As outlined in my “To the Lighthouse” piece, modernism is form of fragments, reflecting the uncertainty of the times. As a consequence of modernising contextuality, can the form ever be relevant again or has it been since?
Perhaps the best use of fragmenting can be found in Harold Brodkey’s 1991 work “The Runaway Soul”, a novel which kept the spirit of modernism very much alive and well. The Kirkus review describes it as “a psychic web of small electrical events feeding and racing everywhere, and never stated formally. Nothing happens now: every action arrives through a veil, often at merciless length.”

Fragmenting seems appropriate for a writer who began his career as a short story writer – his first short story collection “Love and Other Sorrows” was published in 1958, at the tail-end of the Modernist movement. Six years later, he signed a book contract for his first novel, but he continued to publish short stories, largely in the New Yorker, featuring a set of recurring characters which he announced as “fragments of the novel.”

By the time “The Runaway Soul” was published in 1991, times were uncertain in America. The Presidency was held by George H.W Bush Senior. He had entered office at a time of uncertainty and change in all directions, with the Fall of the Berlin Wall and the collapse of the Soviet Union happening early on in his presidency. After an initial record-high approval rating of 89%, his popularity quickly declined when he broke his “no new taxes” pledge and the country also sank into recession. Peoples certainties had clearly been knocked – surely, in the literary world, modernism was ready to be relevant again?

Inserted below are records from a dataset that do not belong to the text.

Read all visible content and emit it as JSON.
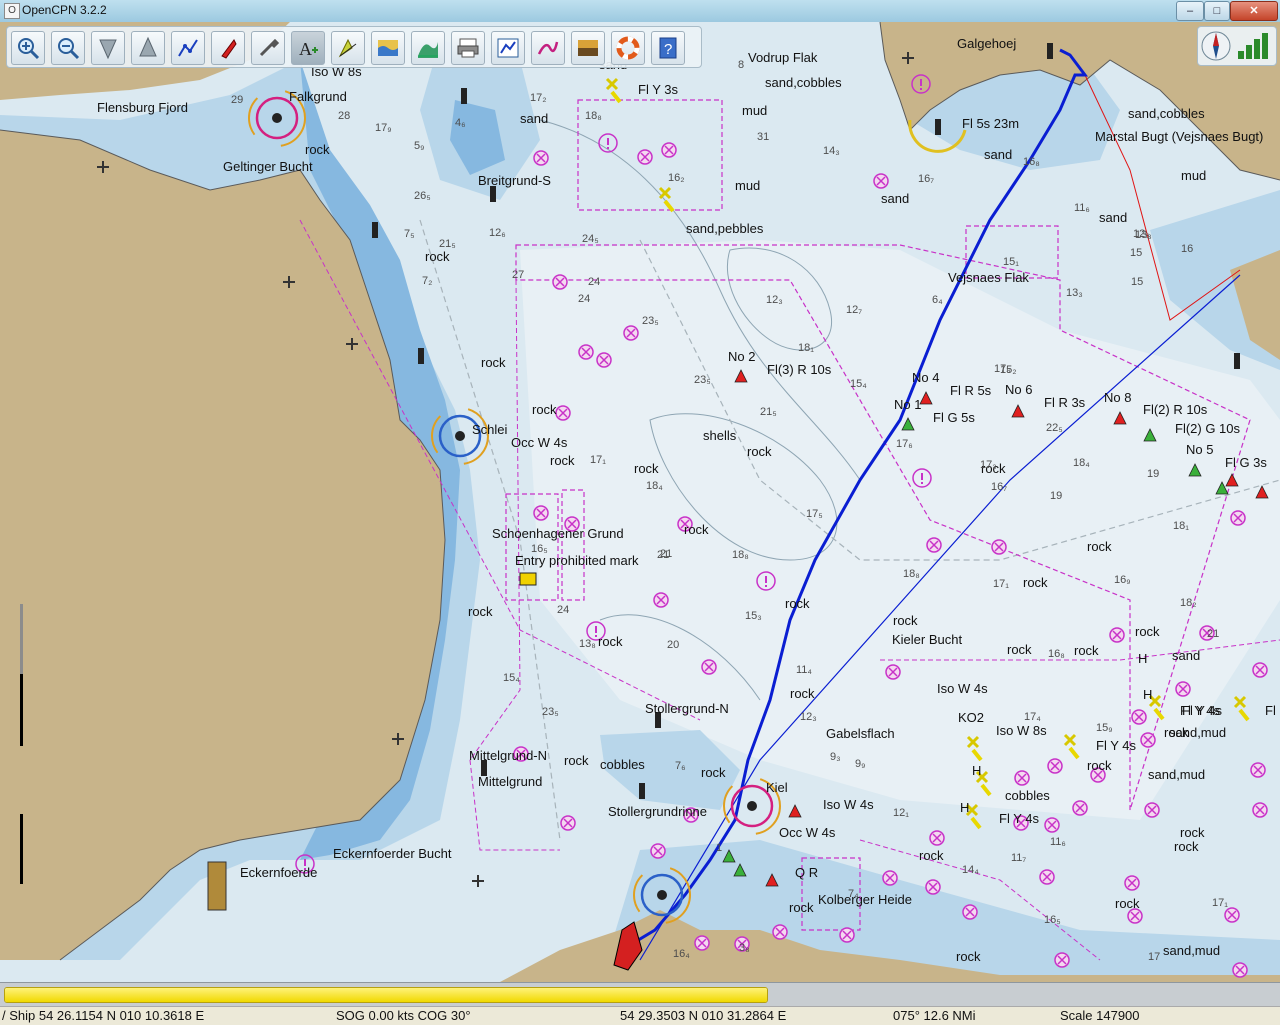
{
  "window": {
    "title": "OpenCPN 3.2.2",
    "min_label": "–",
    "max_label": "□",
    "close_label": "✕"
  },
  "toolbar": {
    "tools": [
      {
        "name": "zoom-in-icon"
      },
      {
        "name": "zoom-out-icon"
      },
      {
        "name": "scale-in-icon"
      },
      {
        "name": "scale-out-icon"
      },
      {
        "name": "route-icon"
      },
      {
        "name": "follow-ship-icon"
      },
      {
        "name": "settings-wrench-icon"
      },
      {
        "name": "text-annotation-icon",
        "active": true
      },
      {
        "name": "current-icon"
      },
      {
        "name": "tide-icon"
      },
      {
        "name": "chart-quilting-icon"
      },
      {
        "name": "print-icon"
      },
      {
        "name": "route-manager-icon"
      },
      {
        "name": "track-icon"
      },
      {
        "name": "color-scheme-icon"
      },
      {
        "name": "mob-lifebuoy-icon"
      },
      {
        "name": "help-icon"
      }
    ]
  },
  "chart": {
    "colors": {
      "land": "#c8b48a",
      "shallow": "#86b8e0",
      "water": "#d8e8f0",
      "deep": "#e6eff4",
      "track": "#0a1ed2",
      "magenta": "#c832c8"
    },
    "labels": [
      {
        "text": "Flensburg Fjord"
      },
      {
        "text": "Iso W 8s"
      },
      {
        "text": "Falkgrund"
      },
      {
        "text": "Geltinger Bucht"
      },
      {
        "text": "rock"
      },
      {
        "text": "sand"
      },
      {
        "text": "Breitgrund-S"
      },
      {
        "text": "Fl Y 3s"
      },
      {
        "text": "sand"
      },
      {
        "text": "mud"
      },
      {
        "text": "mud"
      },
      {
        "text": "sand,pebbles"
      },
      {
        "text": "Vodrup Flak"
      },
      {
        "text": "sand,cobbles"
      },
      {
        "text": "Galgehoej"
      },
      {
        "text": "Fl 5s 23m"
      },
      {
        "text": "sand"
      },
      {
        "text": "sand,cobbles"
      },
      {
        "text": "Marstal Bugt (Vejsnaes Bugt)"
      },
      {
        "text": "mud"
      },
      {
        "text": "sand"
      },
      {
        "text": "sand"
      },
      {
        "text": "Vejsnaes Flak"
      },
      {
        "text": "rock"
      },
      {
        "text": "rock"
      },
      {
        "text": "No 2"
      },
      {
        "text": "Fl(3) R 10s"
      },
      {
        "text": "No 4"
      },
      {
        "text": "Fl R 5s"
      },
      {
        "text": "No 6"
      },
      {
        "text": "Fl R 3s"
      },
      {
        "text": "No 1"
      },
      {
        "text": "Fl G 5s"
      },
      {
        "text": "No 8"
      },
      {
        "text": "Fl(2) R 10s"
      },
      {
        "text": "Fl(2) G 10s"
      },
      {
        "text": "No 5"
      },
      {
        "text": "Fl G 3s"
      },
      {
        "text": "Schlei"
      },
      {
        "text": "Occ W 4s"
      },
      {
        "text": "rock"
      },
      {
        "text": "rock"
      },
      {
        "text": "shells"
      },
      {
        "text": "rock"
      },
      {
        "text": "rock"
      },
      {
        "text": "rock"
      },
      {
        "text": "rock"
      },
      {
        "text": "Schoenhagener Grund"
      },
      {
        "text": "Entry prohibited mark"
      },
      {
        "text": "rock"
      },
      {
        "text": "rock"
      },
      {
        "text": "rock"
      },
      {
        "text": "rock"
      },
      {
        "text": "rock"
      },
      {
        "text": "rock"
      },
      {
        "text": "rock"
      },
      {
        "text": "rock"
      },
      {
        "text": "Kieler Bucht"
      },
      {
        "text": "rock"
      },
      {
        "text": "rock"
      },
      {
        "text": "sand"
      },
      {
        "text": "Iso W 4s"
      },
      {
        "text": "sand,mud"
      },
      {
        "text": "rock"
      },
      {
        "text": "Stollergrund-N"
      },
      {
        "text": "Gabelsflach"
      },
      {
        "text": "KO2"
      },
      {
        "text": "Iso W 8s"
      },
      {
        "text": "Fl Y 4s"
      },
      {
        "text": "Fl Y 4s"
      },
      {
        "text": "rock"
      },
      {
        "text": "sand,mud"
      },
      {
        "text": "Mittelgrund-N"
      },
      {
        "text": "Mittelgrund"
      },
      {
        "text": "rock"
      },
      {
        "text": "cobbles"
      },
      {
        "text": "rock"
      },
      {
        "text": "Kiel"
      },
      {
        "text": "Iso W 4s"
      },
      {
        "text": "Occ W 4s"
      },
      {
        "text": "Stollergrundrinne"
      },
      {
        "text": "cobbles"
      },
      {
        "text": "Fl Y 4s"
      },
      {
        "text": "rock"
      },
      {
        "text": "Eckernfoerder Bucht"
      },
      {
        "text": "Eckernfoerde"
      },
      {
        "text": "Q R"
      },
      {
        "text": "Kolberger Heide"
      },
      {
        "text": "rock"
      },
      {
        "text": "rock"
      },
      {
        "text": "rock"
      },
      {
        "text": "sand,mud"
      },
      {
        "text": "H"
      },
      {
        "text": "H"
      },
      {
        "text": "H"
      },
      {
        "text": "H"
      },
      {
        "text": "Fl"
      },
      {
        "text": "Fl Y 4s"
      },
      {
        "text": "rock"
      },
      {
        "text": "rock"
      }
    ],
    "depths": [
      {
        "text": "29"
      },
      {
        "text": "28"
      },
      {
        "text": "17₂"
      },
      {
        "text": "17₉"
      },
      {
        "text": "5₉"
      },
      {
        "text": "4₆"
      },
      {
        "text": "26₅"
      },
      {
        "text": "12₆"
      },
      {
        "text": "7₅"
      },
      {
        "text": "21₅"
      },
      {
        "text": "7₂"
      },
      {
        "text": "18₈"
      },
      {
        "text": "16₂"
      },
      {
        "text": "24₅"
      },
      {
        "text": "31"
      },
      {
        "text": "8"
      },
      {
        "text": "14₃"
      },
      {
        "text": "16₇"
      },
      {
        "text": "16₈"
      },
      {
        "text": "11₆"
      },
      {
        "text": "12₆"
      },
      {
        "text": "13₃"
      },
      {
        "text": "16"
      },
      {
        "text": "15"
      },
      {
        "text": "13₃"
      },
      {
        "text": "6₄"
      },
      {
        "text": "15₁"
      },
      {
        "text": "27"
      },
      {
        "text": "24"
      },
      {
        "text": "24"
      },
      {
        "text": "23₅"
      },
      {
        "text": "12₃"
      },
      {
        "text": "12₇"
      },
      {
        "text": "18₁"
      },
      {
        "text": "15₄"
      },
      {
        "text": "23₅"
      },
      {
        "text": "21₅"
      },
      {
        "text": "15₂"
      },
      {
        "text": "17₆"
      },
      {
        "text": "17₃"
      },
      {
        "text": "21"
      },
      {
        "text": "17₁"
      },
      {
        "text": "18₄"
      },
      {
        "text": "17₅"
      },
      {
        "text": "17₆"
      },
      {
        "text": "22₅"
      },
      {
        "text": "18₄"
      },
      {
        "text": "16₇"
      },
      {
        "text": "19"
      },
      {
        "text": "19"
      },
      {
        "text": "18₁"
      },
      {
        "text": "16₅"
      },
      {
        "text": "21"
      },
      {
        "text": "18₈"
      },
      {
        "text": "15₃"
      },
      {
        "text": "24"
      },
      {
        "text": "13₈"
      },
      {
        "text": "20"
      },
      {
        "text": "15₄"
      },
      {
        "text": "23₅"
      },
      {
        "text": "11₄"
      },
      {
        "text": "12₃"
      },
      {
        "text": "18₈"
      },
      {
        "text": "17₁"
      },
      {
        "text": "16₉"
      },
      {
        "text": "18₂"
      },
      {
        "text": "16₈"
      },
      {
        "text": "17₄"
      },
      {
        "text": "15₉"
      },
      {
        "text": "7₆"
      },
      {
        "text": "9₃"
      },
      {
        "text": "9₉"
      },
      {
        "text": "12₁"
      },
      {
        "text": "11₆"
      },
      {
        "text": "11₇"
      },
      {
        "text": "14₄"
      },
      {
        "text": "16₅"
      },
      {
        "text": "17₁"
      },
      {
        "text": "21"
      },
      {
        "text": "16₄"
      },
      {
        "text": "3₈"
      },
      {
        "text": "7₄"
      },
      {
        "text": "17"
      },
      {
        "text": "15"
      },
      {
        "text": "1"
      }
    ]
  },
  "progress": {
    "fraction": 0.595
  },
  "status": {
    "ship": "/ Ship 54 26.1154 N   010 10.3618 E",
    "sog_cog": "SOG 0.00 kts   COG 30°",
    "cursor": "54 29.3503 N   010 31.2864 E",
    "bearing": "075°   12.6 NMi",
    "scale": "Scale 147900"
  }
}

“The Runaway Soul” is only on the fringes of classic status, but it deserves so much more. The Guardian's James Wood said that “Originality is the novels ambition, procedure and its subject,” but it actual fact there is little in “The Runaway Soul” which does not feel familiar, done before in some way. This is not necessarily a bad thing – it matter little; borrowing from the best (Joyce, Proust, Faulkner) makes this novel hugely effective.

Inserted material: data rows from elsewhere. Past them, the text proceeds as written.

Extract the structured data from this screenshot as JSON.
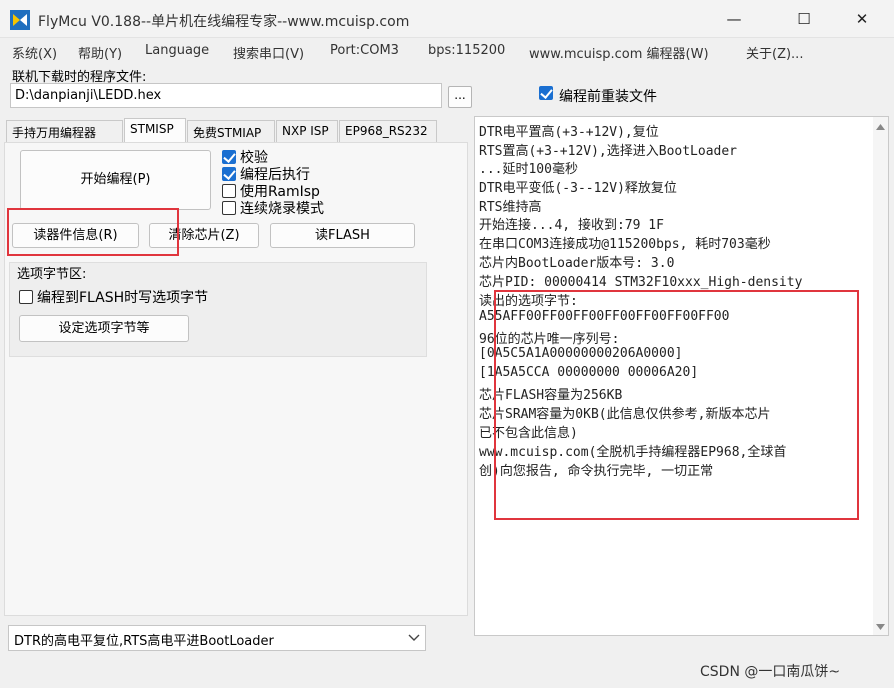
{
  "window": {
    "title": "FlyMcu V0.188--单片机在线编程专家--www.mcuisp.com",
    "minimize_glyph": "—",
    "maximize_glyph": "☐",
    "close_glyph": "✕"
  },
  "menu": [
    "系统(X)",
    "帮助(Y)",
    "Language",
    "搜索串口(V)",
    "Port:COM3",
    "bps:115200",
    "www.mcuisp.com 编程器(W)",
    "关于(Z)..."
  ],
  "file": {
    "label": "联机下载时的程序文件:",
    "path": "D:\\danpianji\\LEDD.hex",
    "browse_label": "...",
    "reload_label": "编程前重装文件",
    "reload_checked": true
  },
  "tabs": [
    "手持万用编程器",
    "STMISP",
    "免费STMIAP",
    "NXP ISP",
    "EP968_RS232"
  ],
  "active_tab": "STMISP",
  "actions": {
    "start_program": "开始编程(P)",
    "read_info": "读器件信息(R)",
    "erase_chip": "清除芯片(Z)",
    "read_flash": "读FLASH"
  },
  "options": {
    "verify": "校验",
    "run_after": "编程后执行",
    "use_ramisp": "使用RamIsp",
    "continuous": "连续烧录模式"
  },
  "option_bytes": {
    "group_label": "选项字节区:",
    "write_on_flash": "编程到FLASH时写选项字节",
    "set_button": "设定选项字节等"
  },
  "boot_mode": "DTR的高电平复位,RTS高电平进BootLoader",
  "log_lines": [
    "DTR电平置高(+3-+12V),复位",
    "RTS置高(+3-+12V),选择进入BootLoader",
    "...延时100毫秒",
    "DTR电平变低(-3--12V)释放复位",
    "RTS维持高",
    "开始连接...4, 接收到:79 1F",
    "在串口COM3连接成功@115200bps, 耗时703毫秒",
    "芯片内BootLoader版本号: 3.0",
    "芯片PID: 00000414  STM32F10xxx_High-density",
    "读出的选项字节:",
    "A55AFF00FF00FF00FF00FF00FF00FF00",
    "96位的芯片唯一序列号:",
    "[0A5C5A1A00000000206A0000]",
    "[1A5A5CCA 00000000 00006A20]",
    "芯片FLASH容量为256KB",
    "芯片SRAM容量为0KB(此信息仅供参考,新版本芯片",
    "已不包含此信息)",
    "www.mcuisp.com(全脱机手持编程器EP968,全球首",
    "创)向您报告, 命令执行完毕, 一切正常"
  ],
  "watermark": "CSDN @一口南瓜饼~",
  "colors": {
    "highlight": "#e0353d",
    "checkbox": "#1a6fd1"
  },
  "icons": {
    "app": "flymcu-logo-icon",
    "dropdown": "chevron-down-icon"
  }
}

Sometimes, it is recycling past techniques which makes things most relevant to the present. Thus, whilst it managed to escape the label, “The Runaway Soul” is not only a great modernist piece but an exercise in the very nature of postmodernism.

Amy Britton